-- Task to carry out --
Copy the data that appears below exactly. Drop the pictures.

-- Provided data --
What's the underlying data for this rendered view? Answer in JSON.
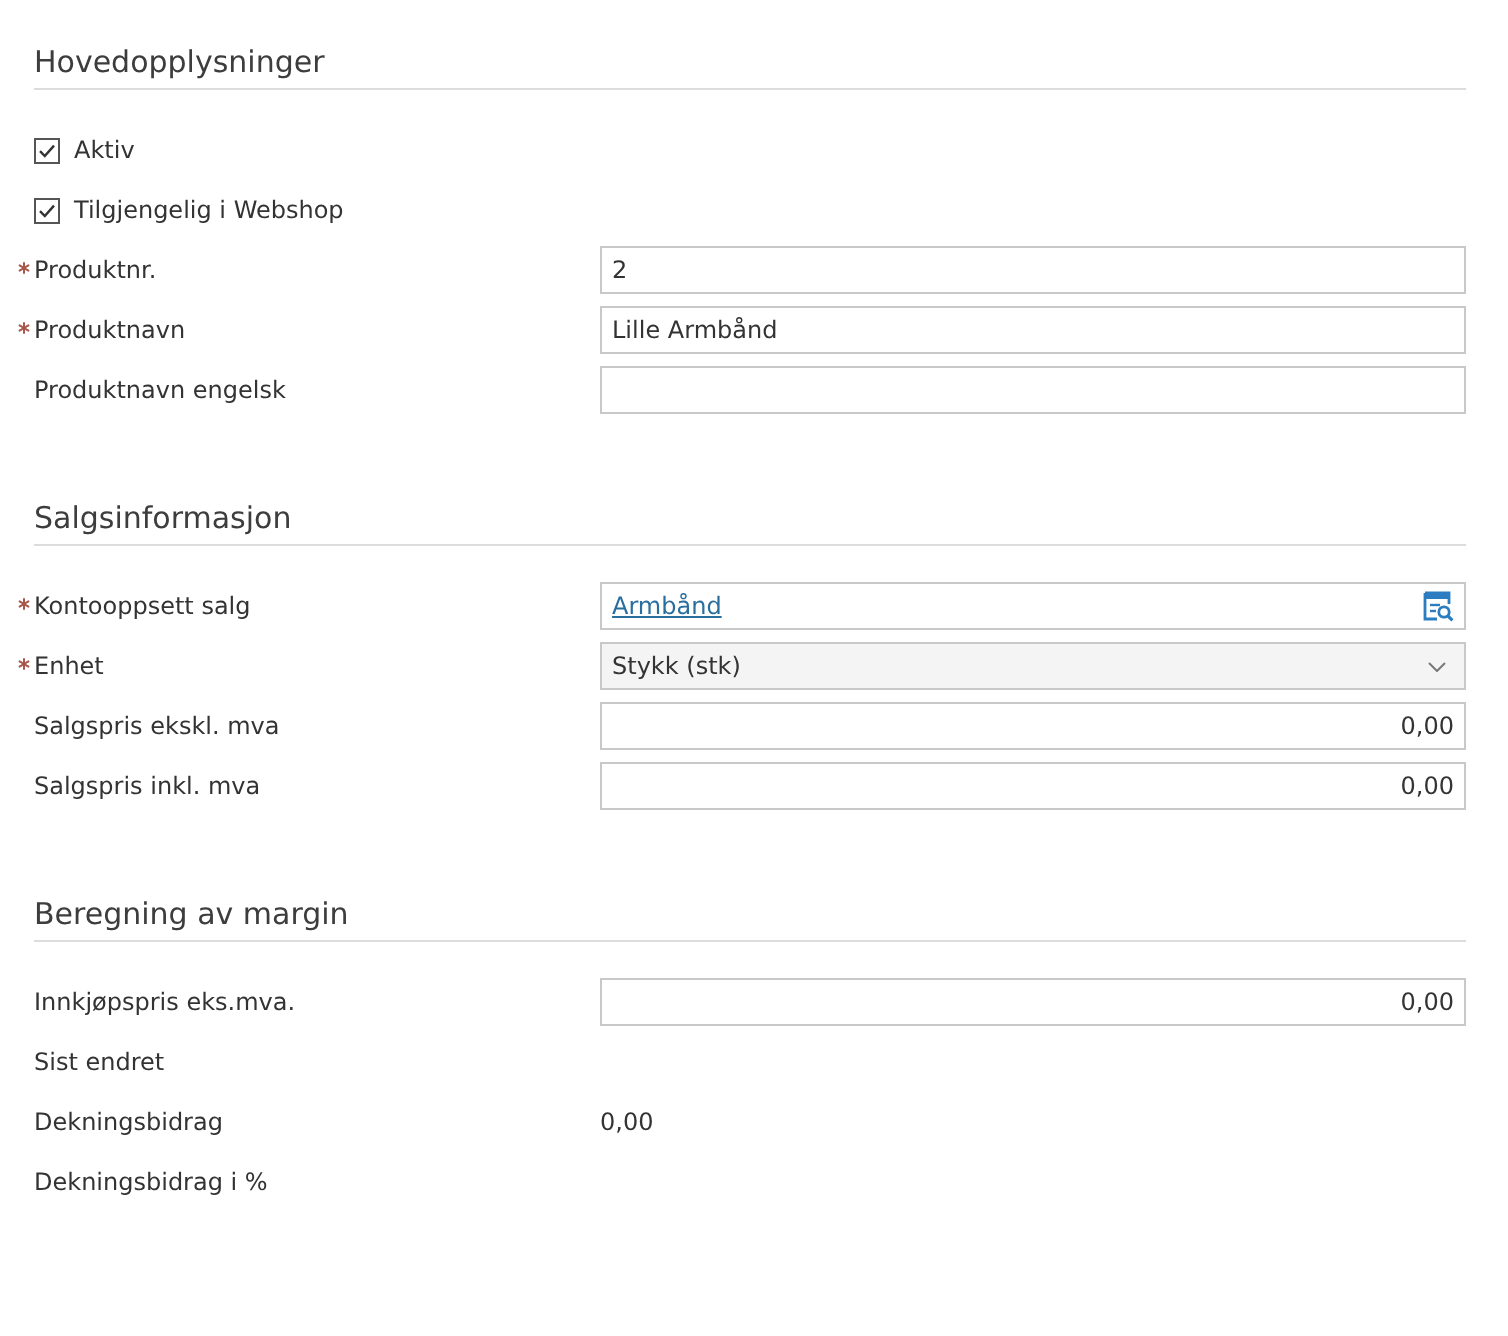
{
  "sections": [
    {
      "title": "Hovedopplysninger",
      "rows": [
        {
          "kind": "checkbox",
          "label": "Aktiv",
          "checked": true
        },
        {
          "kind": "checkbox",
          "label": "Tilgjengelig i Webshop",
          "checked": true
        },
        {
          "kind": "text",
          "label": "Produktnr.",
          "required": true,
          "value": "2"
        },
        {
          "kind": "text",
          "label": "Produktnavn",
          "required": true,
          "value": "Lille Armbånd"
        },
        {
          "kind": "text",
          "label": "Produktnavn engelsk",
          "required": false
        }
      ]
    },
    {
      "title": "Salgsinformasjon",
      "rows": [
        {
          "kind": "lookup",
          "label": "Kontooppsett salg",
          "required": true,
          "value": "Armbånd"
        },
        {
          "kind": "select",
          "label": "Enhet",
          "required": true,
          "value": "Stykk (stk)"
        },
        {
          "kind": "number",
          "label": "Salgspris ekskl. mva",
          "required": false,
          "value": "0,00"
        },
        {
          "kind": "number",
          "label": "Salgspris inkl. mva",
          "required": false,
          "value": "0,00"
        }
      ]
    },
    {
      "title": "Beregning av margin",
      "rows": [
        {
          "kind": "number",
          "label": "Innkjøpspris eks.mva.",
          "required": false,
          "value": "0,00"
        },
        {
          "kind": "readonly",
          "label": "Sist endret",
          "required": false
        },
        {
          "kind": "readonly",
          "label": "Dekningsbidrag",
          "required": false,
          "value": "0,00"
        },
        {
          "kind": "readonly",
          "label": "Dekningsbidrag i %",
          "required": false
        }
      ]
    }
  ]
}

-- Task result --
What's the underlying data for this rendered view? Answer in JSON.
{
  "sections": [
    {
      "title": "Hovedopplysninger",
      "rows": [
        {
          "kind": "checkbox",
          "label": "Aktiv",
          "checked": true
        },
        {
          "kind": "checkbox",
          "label": "Tilgjengelig i Webshop",
          "checked": true
        },
        {
          "kind": "text",
          "label": "Produktnr.",
          "required": true,
          "value": "2"
        },
        {
          "kind": "text",
          "label": "Produktnavn",
          "required": true,
          "value": "Lille Armbånd"
        },
        {
          "kind": "text",
          "label": "Produktnavn engelsk",
          "required": false
        }
      ]
    },
    {
      "title": "Salgsinformasjon",
      "rows": [
        {
          "kind": "lookup",
          "label": "Kontooppsett salg",
          "required": true,
          "value": "Armbånd"
        },
        {
          "kind": "select",
          "label": "Enhet",
          "required": true,
          "value": "Stykk (stk)"
        },
        {
          "kind": "number",
          "label": "Salgspris ekskl. mva",
          "required": false,
          "value": "0,00"
        },
        {
          "kind": "number",
          "label": "Salgspris inkl. mva",
          "required": false,
          "value": "0,00"
        }
      ]
    },
    {
      "title": "Beregning av margin",
      "rows": [
        {
          "kind": "number",
          "label": "Innkjøpspris eks.mva.",
          "required": false,
          "value": "0,00"
        },
        {
          "kind": "readonly",
          "label": "Sist endret",
          "required": false
        },
        {
          "kind": "readonly",
          "label": "Dekningsbidrag",
          "required": false,
          "value": "0,00"
        },
        {
          "kind": "readonly",
          "label": "Dekningsbidrag i %",
          "required": false
        }
      ]
    }
  ]
}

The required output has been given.